Study Abroad and Off-Campus Study
Seeing and experiencing the Mediterranean first-hand greatly enhances your understanding of ancient Greek and Roman civilizations and the many cultures with which they came into contact.
It is usual for several Reed classics students to go abroad each year, normally during their junior year for either one semester or two. Many students also take part in summer programs and archaeological excavations. You should talk with your advisor if you are interested in studying abroad.
Yearlong and Semester-long Programs
ICCS Rome, one semester
The Intercollegiate Center for Classical Studies in Rome is the premier overseas studies program for undergraduate Classics majors in the United States. The program is run by a consortium of U.S. Colleges and Universities (including Reed) and is administered by Duke University. Students in the ICCS program take a two unit Ancient City course that involves intensive study of the archaeology, topography, history, and art of Rome through extensive travel to sites in Rome, Central and Southern Italy, and Sicily. In addition, students take two other classes, one of which must be a Greek or Latin course. Course options include intermediate and advanced Latin and Greek, Medieval and Renaissance Art History, and beginning Italian. Students live, eat, and study in a beautiful building close to the American Academy, the center of Rome, and the Vatican. Reed usually sends one to three junior Classics majors to the ICCS Rome program each year.
Sarah Lawrence Foreign Program, one year
Students can spend an academic year studying classics as associate students at Wadham College at Oxford University. Students need to be at least second-year level in Latin and Greek, and take course equivalents for second-year and third-year Greek and Latin, and Ancient History. Learning is centered around tutorials, combined with a core seminar and university lectures.
Trinity College Dublin, one year
Students can spend an academic year studying classics as visiting students at Trinity College Dublin. Trinity College has an excellent Classics faculty, and students can take a wide variety of courses in Greek, Latin, ancient history, ancient civilization, and archaeology.
College Year in Athens (CYA), one year or one semester
CYA, a program that is focused on the history and civilization of Greece and the Eastern Mediterranean, offers a broad variety of classes in Art and Archaeology, Classical Languages, History, Literature, Philosophy, Religion, Ethnography, Environmental Studies, Political Science, and Modern Greek Language. It is recommended that students be at least at the second-year level in Greek, and CYA offers Latin only at the advanced level. Courses that are particularly recommended include Aegean and Ancient Greek Art and Archaeology, Ancient Greek Vase Painting, Ancient Greek Sculpture, Ancient Greek Athletics, The Development of Athenian Democracy, The History and Society of Ancient Sparta, Attic Tragedy, and Greek Philosophy: The Good Life and the Common Good. All of the Art and Archaeology courses and many of the other courses that focus on the ancient world involve field trips around Attica and extensive travel around other parts of the Greek world. Students who attend CYA live in apartments in Athens but eat their meals together at CYA's central dining facility.
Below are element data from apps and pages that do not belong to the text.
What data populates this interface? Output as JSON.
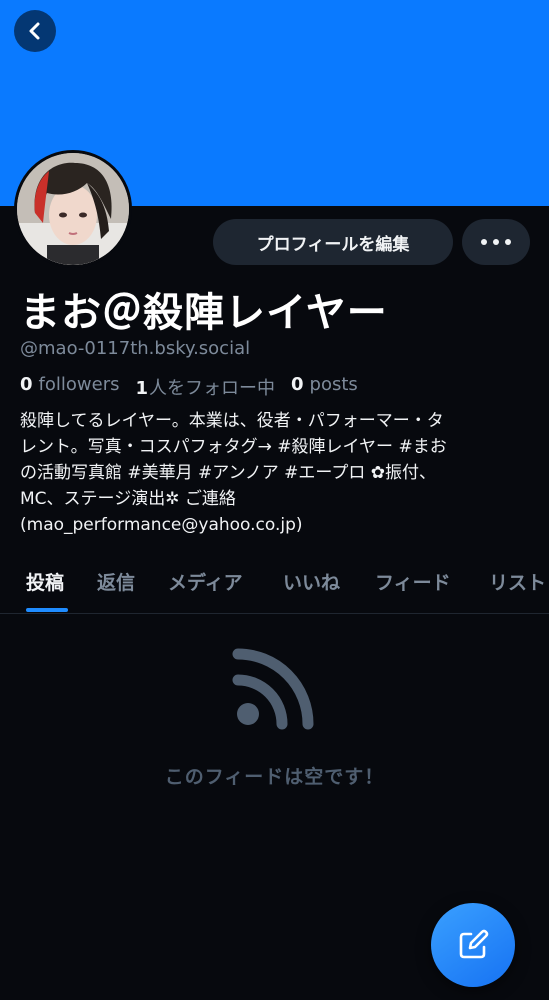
{
  "profile": {
    "display_name": "まお＠殺陣レイヤー",
    "handle": "@mao-0117th.bsky.social",
    "banner_color": "#0a7aff",
    "stats": {
      "followers_count": "0",
      "followers_label": "followers",
      "following_count": "1",
      "following_label": "人をフォロー中",
      "posts_count": "0",
      "posts_label": "posts"
    },
    "bio": "殺陣してるレイヤー。本業は、役者・パフォーマー・タ\nレント。写真・コスパフォタグ→ #殺陣レイヤー #まお\nの活動写真館 #美華月 #アンノア #エープロ ✿振付、\nMC、ステージ演出✲ ご連絡\n(mao_performance@yahoo.co.jp)"
  },
  "actions": {
    "edit_profile_label": "プロフィールを編集",
    "more_icon": "ellipsis-icon",
    "back_icon": "chevron-left-icon"
  },
  "tabs": {
    "items": [
      "投稿",
      "返信",
      "メディア",
      "いいね",
      "フィード",
      "リスト"
    ],
    "active_index": 0
  },
  "feed": {
    "empty_icon": "rss-icon",
    "empty_message": "このフィードは空です！"
  },
  "compose": {
    "icon": "compose-icon",
    "accent_color": "#1f8cff"
  }
}
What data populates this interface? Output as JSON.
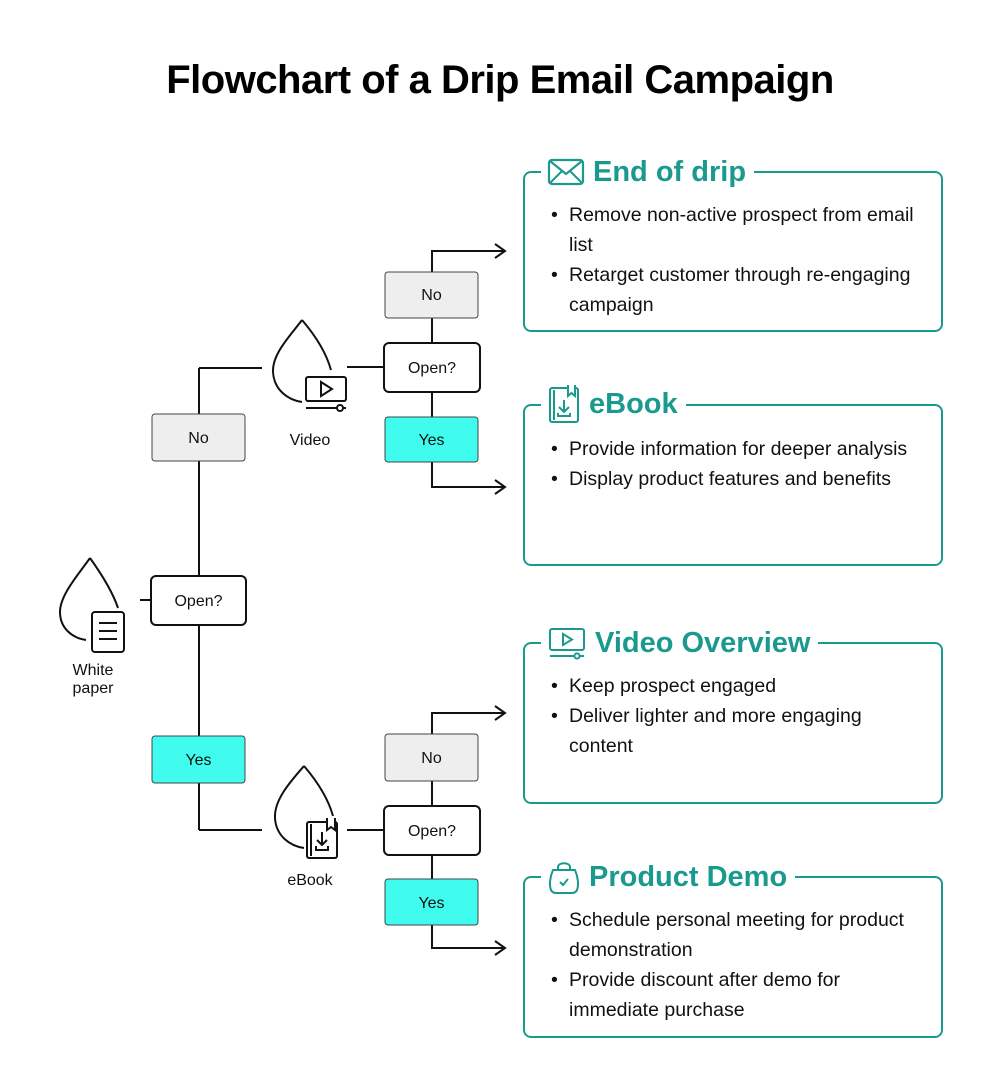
{
  "title": "Flowchart of a Drip Email Campaign",
  "colors": {
    "accent": "#1a9a8e",
    "yes_fill": "#40fcef",
    "no_fill": "#eeeeee",
    "line": "#111111"
  },
  "start": {
    "label_line1": "White",
    "label_line2": "paper",
    "icon": "document-icon",
    "decision": "Open?"
  },
  "branches": {
    "no": {
      "label": "No",
      "content": {
        "label": "Video",
        "icon": "video-icon",
        "decision": "Open?",
        "no": "No",
        "yes": "Yes"
      }
    },
    "yes": {
      "label": "Yes",
      "content": {
        "label": "eBook",
        "icon": "ebook-icon",
        "decision": "Open?",
        "no": "No",
        "yes": "Yes"
      }
    }
  },
  "outcomes": [
    {
      "title": "End of drip",
      "icon": "mail-icon",
      "bullets": [
        "Remove non-active prospect from email list",
        "Retarget customer through re-engaging campaign"
      ]
    },
    {
      "title": "eBook",
      "icon": "ebook-icon",
      "bullets": [
        "Provide information for deeper analysis",
        "Display product features and benefits"
      ]
    },
    {
      "title": "Video Overview",
      "icon": "video-icon",
      "bullets": [
        "Keep prospect engaged",
        "Deliver lighter and more engaging content"
      ]
    },
    {
      "title": "Product Demo",
      "icon": "shopping-bag-icon",
      "bullets": [
        "Schedule personal meeting for product demonstration",
        "Provide discount after demo for immediate purchase"
      ]
    }
  ]
}
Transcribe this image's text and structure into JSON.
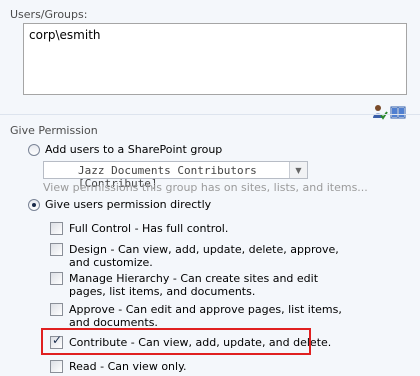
{
  "users_groups": {
    "label": "Users/Groups:",
    "value": "corp\\esmith",
    "icons": [
      "check-names-icon",
      "browse-address-book-icon"
    ]
  },
  "give_permission": {
    "label": "Give Permission",
    "add_to_group": {
      "label": "Add users to a SharePoint group",
      "selected": false,
      "group_select_value": "Jazz Documents Contributors [Contribute]",
      "hint": "View permissions this group has on sites, lists, and items..."
    },
    "direct": {
      "label": "Give users permission directly",
      "selected": true
    },
    "permissions": [
      {
        "text": "Full Control - Has full control.",
        "checked": false
      },
      {
        "text": "Design - Can view, add, update, delete, approve, and customize.",
        "checked": false
      },
      {
        "text": "Manage Hierarchy - Can create sites and edit pages, list items, and documents.",
        "checked": false
      },
      {
        "text": "Approve - Can edit and approve pages, list items, and documents.",
        "checked": false
      },
      {
        "text": "Contribute - Can view, add, update, and delete.",
        "checked": true
      },
      {
        "text": "Read - Can view only.",
        "checked": false
      }
    ]
  },
  "colors": {
    "highlight": "#e02020",
    "background": "#f4f7fb"
  }
}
In addition to yearlong and semester-long study abroad programs, classics students regularly participate in summer archaeology programs. Participating in an archaeological excavation gives you hands-on experience with the material culture of Greek and Roman civilization and allows you to contribute directly to ongoing research on ancient Mediterranean societies. Reed students have recently participated in the following excavations and projects, all of which include trips to major archaeological sites in addition to formal training in archaeological excavation and/or research techniques:
The Gabii Project, University of Michigan/University of Missouri
The site of Gabii, just outside of Rome, was one of Rome’s rivals in Latium during the first millennium BCE. The Gabii project has relationship with the ICCS (the Centro). The project’s facebook page can be found here.
Kenchreai Excavations, Vanderbilt University/University of Maryland
Kenchreai in Greece was the port of the city of Corinth during the Roman period. Sponsored in part through the Center for Hellenic Studies and Sunoikisis, of which Reed is a member.
Bioarchaeology of Greek Colonization in Sicily (NSF REU), University of Georgia/University of Northern Colorado/Università del Salento
International research project and NSF Research Experiences for Undergraduates Site focused on the scientific analysis of excavated human remains from Greek colonial settlements in Sicily (7th-5th c. BCE). Students receive training in human osteology and bioarchaeological analysis. Application process is competitive. The project blog can be found here.
In you are interested in participating in an archaeological excavation, please contact Prof. Thomas Landvatter (email@example.com).
Students looking to boost their language level quickly may consider an intensive summer course. In recent years Reed students have attended these programs: